Outward and proactive focus. Learning in HROs does not only occur from within, but also by actively seeking outside knowledge to improve safety. Such organizations don’t need an accident as a wake-up call for action. They consistently engage in proactive risk assessment activities, capitalizing on effective hazard reporting programs and using teams with sophisticated knowledge of systems to test and anticipate the ways things could go wrong. Additionally, HROs demonstrate an outward sharing of this knowledge via mentorship, networking, collaborative work, and external reporting systems.


Community involvement. HROs engage the community in their safety efforts. They build positive relationships with the media and respond openly to the public, who may have anxieties about safety within the industry. They are transparent with the public, disclosing information about accidents, errors, safety hazards, and other performance data. Additionally, community members are often asked to serve on safety panels, where their input is greatly valued and respected. 


Effective use of safety measurement. HROs know their safety climate and their level of system performance. They can tell if a change has resulted in an improvement, not just through workforce notification of problems, errors, and accidents, but by devoting resources to more reliable and accurate ways of detecting risk, errors, and harm. One could argue that accidents in HROs are more transparent than medical errors. However, HROs do not simply count the number of airline crashes, nuclear meltdowns, or chemical spills; nor do they rely on workforce notification of problems. Instead, they have standard surveillance plans that help them systematically uncover risk, errors, and less than excellent outcomes. Tracking their performance over time, HROs typically have reliable outcome data, which can be used for benchmarking when linked with the processes that produced them.


Conclusion. As noted in the 2001 evidence report prepared for the Agency for Healthcare Research and Quality, “Promoting a culture of safety remains surprisingly unexplored in healthcare settings, where the risk of error is high.”3 Culture change occurs slowly, but today, we can set the stage for this necessary paradigm shift. The benefits to patient safety are vast, but don’t overlook the positive impact on the workforce, too. Employees who work in HROs with a strong safety culture consistently report that the following values are clearly present and visible in their organization:3 ,6


  • Freedom for creativity and innovation
  • Pride in achieving goals
  • Strong feelings of credibility and interpersonal trust
  • Resiliency in the wake of problems
  • Helpful and supportive coworkers
  • Friendly, open working relationships 
  • Strong sense of interpersonal responsibility.


The idiom, “Culture eats strategy for lunch every day” is not without basis and should be heeded by the healthcare industry.

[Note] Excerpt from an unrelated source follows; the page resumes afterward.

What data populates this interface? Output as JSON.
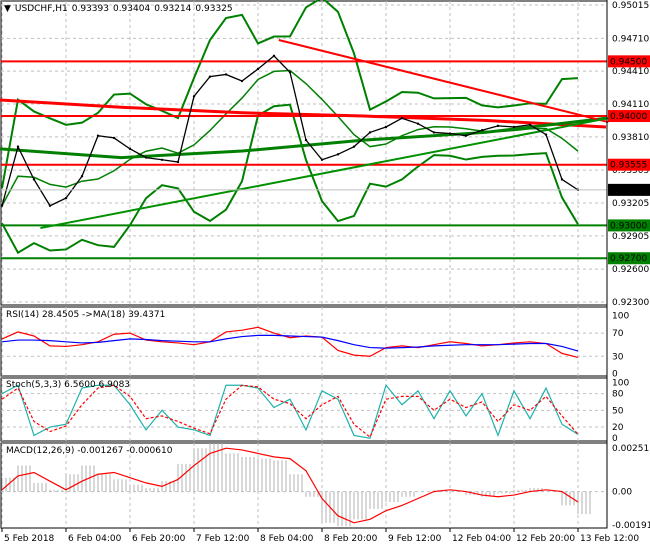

  • 3 a b c d Shojania KG, Duncan WB, McDonald KM, et al. Making healthcare safer: a critical analysis of patient safety practices. Evidence report/technology assessment #43 (Prepared by University of California at San Francisco-Stanford University under contract #290-97-0013), AHRQ publication #01-E058, Rockville, MD: Agency for Healthcare Research and Quality. July 2001.
  • 5Baker DP, Salas E, King H, Battles J, et al. The role of teamwork in professional education of physicians: current status and assessment recommendations. J of Qual and Safety. 2005;31(4):185-202.
  • 2 a b Senge P, Kleiner A, Roberts C, et al. The dance of change. 1999; Currency:NY, NY.
  • 4 a b Senge P, Kleiner A, Roberts C, et al. The fifth discipline fieldbook. 1994; Currency: NY, NY.
  • 1 a b Kohn L, Corrigan J, Donaldson M, eds: To err is human: building a safer health system. Washington, DC: Committee on Quality of Health Care in America, Institute of Medicine. National Academy Press; 2000.
  • 6Roberts KH. Cultural characteristics of reliability enhancing organizations. J of Managerial Issues. 1993;5:165-81.